Originator — This is the entity that is making the payment or the payer.
ODFI — The Originating Depository Financial Institution is the bank or institution where the funds are coming from.
ACH Operator — This is a clearing facility that receives and clears batch payments from the ODFI.
RDFI — The Receiving Depository Financial Institution is often the bank of the payee and receives the funds once they are made available by the ACH Operator.
NACHA Standard Entry Class Codes
The following codes typically accompany a NACHA payment file and are included in the batch header to describe the type of payments that are in the file:
ARC — Accounts Receivable Conversion
BOC — Back Office Conversion
CCD — Cash Concentration or Disbursement
CIE — Customer Initiated Entry
CTX — Corporate Trade Exchange
PPD — Prearranged Payment and Deposit
IAT — International ACH Transaction
POP — Point of Purchase entry
RCK — Re-presented Check entry
TEL — Telephone-initiated entry
WEB — Internet-initiated entry
NACHA Format Codes
File header — This provides basic information about the NACHA file including who the payer is and which bank is handling the initial processing.
Batch header — This includes specific information about the payment run including the standard entry class, description of payments, and effective date.
Detailed transaction record — This record contains the payment details and includes information about the payee (banking information) and the amount of payment.
Addendum — This is an optional record that sometimes accompanies NACHA files, primarily for corporate-to-corporate transactions.
Batch control total — This is the total included in each batch.
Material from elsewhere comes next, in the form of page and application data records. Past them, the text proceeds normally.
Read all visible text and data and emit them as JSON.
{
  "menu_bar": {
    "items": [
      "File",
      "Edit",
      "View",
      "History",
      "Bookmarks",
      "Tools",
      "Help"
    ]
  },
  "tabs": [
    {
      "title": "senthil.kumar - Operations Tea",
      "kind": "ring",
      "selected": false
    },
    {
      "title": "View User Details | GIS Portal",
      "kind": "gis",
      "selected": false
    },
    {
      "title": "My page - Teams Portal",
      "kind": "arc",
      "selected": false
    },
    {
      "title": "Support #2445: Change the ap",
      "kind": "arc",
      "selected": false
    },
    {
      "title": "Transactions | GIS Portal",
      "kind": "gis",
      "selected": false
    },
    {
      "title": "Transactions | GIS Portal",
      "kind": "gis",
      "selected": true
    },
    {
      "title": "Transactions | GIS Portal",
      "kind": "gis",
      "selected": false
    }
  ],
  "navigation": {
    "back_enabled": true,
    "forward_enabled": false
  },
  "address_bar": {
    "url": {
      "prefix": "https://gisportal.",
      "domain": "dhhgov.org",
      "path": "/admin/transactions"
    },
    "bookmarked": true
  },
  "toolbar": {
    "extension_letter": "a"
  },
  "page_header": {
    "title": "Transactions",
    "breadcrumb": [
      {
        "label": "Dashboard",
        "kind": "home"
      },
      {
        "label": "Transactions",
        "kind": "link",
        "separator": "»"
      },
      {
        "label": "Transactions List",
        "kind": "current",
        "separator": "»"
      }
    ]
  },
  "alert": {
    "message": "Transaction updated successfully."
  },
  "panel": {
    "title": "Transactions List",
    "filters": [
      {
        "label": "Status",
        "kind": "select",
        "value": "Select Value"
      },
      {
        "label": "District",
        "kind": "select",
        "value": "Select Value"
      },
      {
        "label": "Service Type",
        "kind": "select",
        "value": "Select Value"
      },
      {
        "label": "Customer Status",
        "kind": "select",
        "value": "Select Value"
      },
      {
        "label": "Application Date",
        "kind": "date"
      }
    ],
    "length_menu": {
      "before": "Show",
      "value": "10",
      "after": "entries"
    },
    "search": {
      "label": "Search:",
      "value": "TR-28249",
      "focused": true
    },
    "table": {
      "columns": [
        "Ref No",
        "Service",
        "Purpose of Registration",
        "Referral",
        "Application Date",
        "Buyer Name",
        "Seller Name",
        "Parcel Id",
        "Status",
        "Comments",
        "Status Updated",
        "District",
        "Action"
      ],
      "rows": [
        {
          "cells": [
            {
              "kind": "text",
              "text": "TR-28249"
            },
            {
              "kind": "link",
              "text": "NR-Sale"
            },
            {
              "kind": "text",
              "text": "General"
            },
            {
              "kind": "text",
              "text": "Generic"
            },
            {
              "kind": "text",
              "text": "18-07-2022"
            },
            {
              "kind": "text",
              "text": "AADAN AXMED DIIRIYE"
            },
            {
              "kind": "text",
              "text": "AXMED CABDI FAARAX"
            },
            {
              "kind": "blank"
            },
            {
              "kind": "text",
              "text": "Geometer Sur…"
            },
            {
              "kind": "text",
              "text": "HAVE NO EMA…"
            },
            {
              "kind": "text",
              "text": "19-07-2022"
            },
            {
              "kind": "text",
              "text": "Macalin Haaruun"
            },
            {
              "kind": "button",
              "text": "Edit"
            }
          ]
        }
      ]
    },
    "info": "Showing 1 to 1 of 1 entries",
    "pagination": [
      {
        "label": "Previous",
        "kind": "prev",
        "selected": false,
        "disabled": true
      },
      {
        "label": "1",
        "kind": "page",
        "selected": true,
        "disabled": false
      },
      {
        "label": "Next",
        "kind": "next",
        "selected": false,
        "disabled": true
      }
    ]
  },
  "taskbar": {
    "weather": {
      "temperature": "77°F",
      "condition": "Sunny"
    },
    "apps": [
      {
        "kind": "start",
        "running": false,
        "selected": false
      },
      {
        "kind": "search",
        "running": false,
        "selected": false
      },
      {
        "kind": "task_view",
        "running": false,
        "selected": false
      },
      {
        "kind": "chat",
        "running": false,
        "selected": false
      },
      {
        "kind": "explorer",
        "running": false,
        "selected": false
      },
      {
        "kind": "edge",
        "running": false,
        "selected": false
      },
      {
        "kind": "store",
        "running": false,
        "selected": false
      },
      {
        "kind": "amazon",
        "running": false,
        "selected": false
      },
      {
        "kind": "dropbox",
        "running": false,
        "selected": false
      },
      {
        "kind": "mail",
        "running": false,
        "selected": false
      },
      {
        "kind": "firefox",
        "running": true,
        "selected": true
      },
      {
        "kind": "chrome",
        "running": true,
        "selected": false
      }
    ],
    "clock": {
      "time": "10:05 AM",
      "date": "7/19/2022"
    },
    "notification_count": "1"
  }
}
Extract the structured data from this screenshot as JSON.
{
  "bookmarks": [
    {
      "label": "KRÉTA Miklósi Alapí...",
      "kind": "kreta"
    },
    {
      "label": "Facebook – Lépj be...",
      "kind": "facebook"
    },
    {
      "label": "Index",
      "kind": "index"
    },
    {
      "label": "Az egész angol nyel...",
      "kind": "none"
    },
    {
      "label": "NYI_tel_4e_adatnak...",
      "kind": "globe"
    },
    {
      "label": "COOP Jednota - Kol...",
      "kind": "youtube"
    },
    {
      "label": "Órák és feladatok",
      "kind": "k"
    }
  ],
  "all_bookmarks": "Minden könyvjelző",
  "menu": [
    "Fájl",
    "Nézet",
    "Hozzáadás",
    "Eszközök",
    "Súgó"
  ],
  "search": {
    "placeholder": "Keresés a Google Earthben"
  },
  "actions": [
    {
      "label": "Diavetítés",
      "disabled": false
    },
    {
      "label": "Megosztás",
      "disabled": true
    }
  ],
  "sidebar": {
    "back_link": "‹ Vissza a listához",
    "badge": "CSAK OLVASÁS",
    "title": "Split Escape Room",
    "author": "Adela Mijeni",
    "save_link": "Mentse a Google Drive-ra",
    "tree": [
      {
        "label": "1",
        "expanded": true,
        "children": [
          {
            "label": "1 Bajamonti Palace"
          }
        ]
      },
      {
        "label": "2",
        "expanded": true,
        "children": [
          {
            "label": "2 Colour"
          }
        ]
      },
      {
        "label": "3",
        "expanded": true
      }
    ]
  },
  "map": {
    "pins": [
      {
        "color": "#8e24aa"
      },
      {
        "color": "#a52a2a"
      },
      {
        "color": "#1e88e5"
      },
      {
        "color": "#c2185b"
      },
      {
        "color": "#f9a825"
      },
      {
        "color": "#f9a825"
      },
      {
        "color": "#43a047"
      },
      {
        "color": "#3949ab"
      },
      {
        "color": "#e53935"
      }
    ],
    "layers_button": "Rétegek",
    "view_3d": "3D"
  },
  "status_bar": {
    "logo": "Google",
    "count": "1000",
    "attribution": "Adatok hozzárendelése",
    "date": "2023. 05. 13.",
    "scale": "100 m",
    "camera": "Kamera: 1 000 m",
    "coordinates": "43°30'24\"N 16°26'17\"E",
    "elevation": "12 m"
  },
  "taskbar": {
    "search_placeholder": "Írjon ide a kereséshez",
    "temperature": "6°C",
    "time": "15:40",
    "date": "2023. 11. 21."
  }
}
File control record — This is a final check on the payment batch that includes counts for each type of entry.